We always start at my paternal grandmother’s house. I crave for the steamboat spread that we always have on New Year’s Eve, with my favourite Foo Chow meatballs and fish maw. I yearn also for the fried noodles, fried beehoon, and fried chicken wings – nowhere makes them so tasty like she does – that we will wolf down at her house during New Year’s Day.
The next stop will be my maternal grandmother’s house and we would be treated to a vegetarian spread. Once-a-year dishes such as black moss with dried mushrooms and lotus red dates sweet soup accompany the star of the day – Hakka vegetarian chicken. Just the thought of it lingering in my mouth can bring me close to tears.
Grandma’s Hakka Vegetarian Chicken
From hereon we do our visiting in a pack together with my maternal uncles, aunts and cousins. The subsequent houses of my grand aunts are for all our stomachs to take a breather. That just means we reign ourselves slightly, picking at pineapple tarts, kueh bangkit and hae bee hiam instead, while we gear up for the next stop.
Because the next stop holds a gem – grand aunt’s homemade Chinese rice wine. Smooth, sweet, full bodied and strong.

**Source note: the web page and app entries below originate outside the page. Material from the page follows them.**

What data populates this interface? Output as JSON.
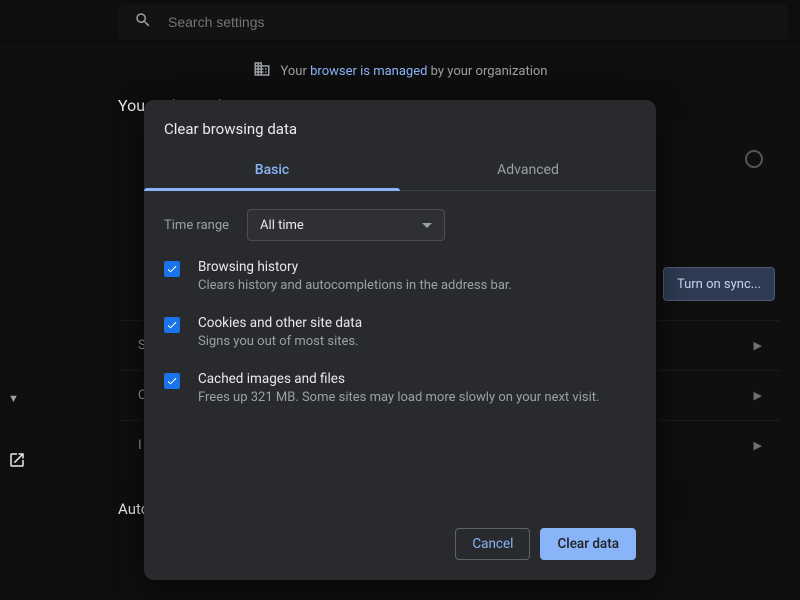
{
  "search": {
    "placeholder": "Search settings"
  },
  "managed": {
    "prefix": "Your ",
    "link": "browser is managed",
    "suffix": " by your organization"
  },
  "background": {
    "section_heading": "You and Google",
    "sync_button": "Turn on sync...",
    "autofill_heading": "Autofill"
  },
  "dialog": {
    "title": "Clear browsing data",
    "tabs": {
      "basic": "Basic",
      "advanced": "Advanced"
    },
    "time_label": "Time range",
    "time_selected": "All time",
    "options": [
      {
        "title": "Browsing history",
        "desc": "Clears history and autocompletions in the address bar."
      },
      {
        "title": "Cookies and other site data",
        "desc": "Signs you out of most sites."
      },
      {
        "title": "Cached images and files",
        "desc": "Frees up 321 MB. Some sites may load more slowly on your next visit."
      }
    ],
    "buttons": {
      "cancel": "Cancel",
      "clear": "Clear data"
    }
  }
}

Every year we ask her for the recipe, which we will scribble down and forget till the following year comes around and this recurring custom follows suit.
Wine goes well with food and at the fourth house; a treat makes its second appearance – more Hakka vegetarian chicken. One simply does not tire of this dish, and the few precious pieces in our bowls are quickly devoured.
At the next house, we make a beeline for the dining table and settle down – relaxed and ready to eat again. This grand aunt is a mean cook, and her Hakka abacus seeds, pak cham gai (Chinese white chicken) and fried beehoon disappear from serving plates slowly.
The Abacus Seeds Making Process
Kneading the dough
Ready for boiling!
Boiling of the Abacus Seeds take place in a large wok
The Abacus Seeds are cooked!
Of course, my dream is of the Chinese New Year that I can never have. Being away from home during this festive period is one obvious reason, and also because some grand aunts have passed on, with their culinary skills along with them. But this Chinese New Year, while sitting at my desk, I had with me a packed lunch, my grandma’s Hakka Vegetarian Chicken.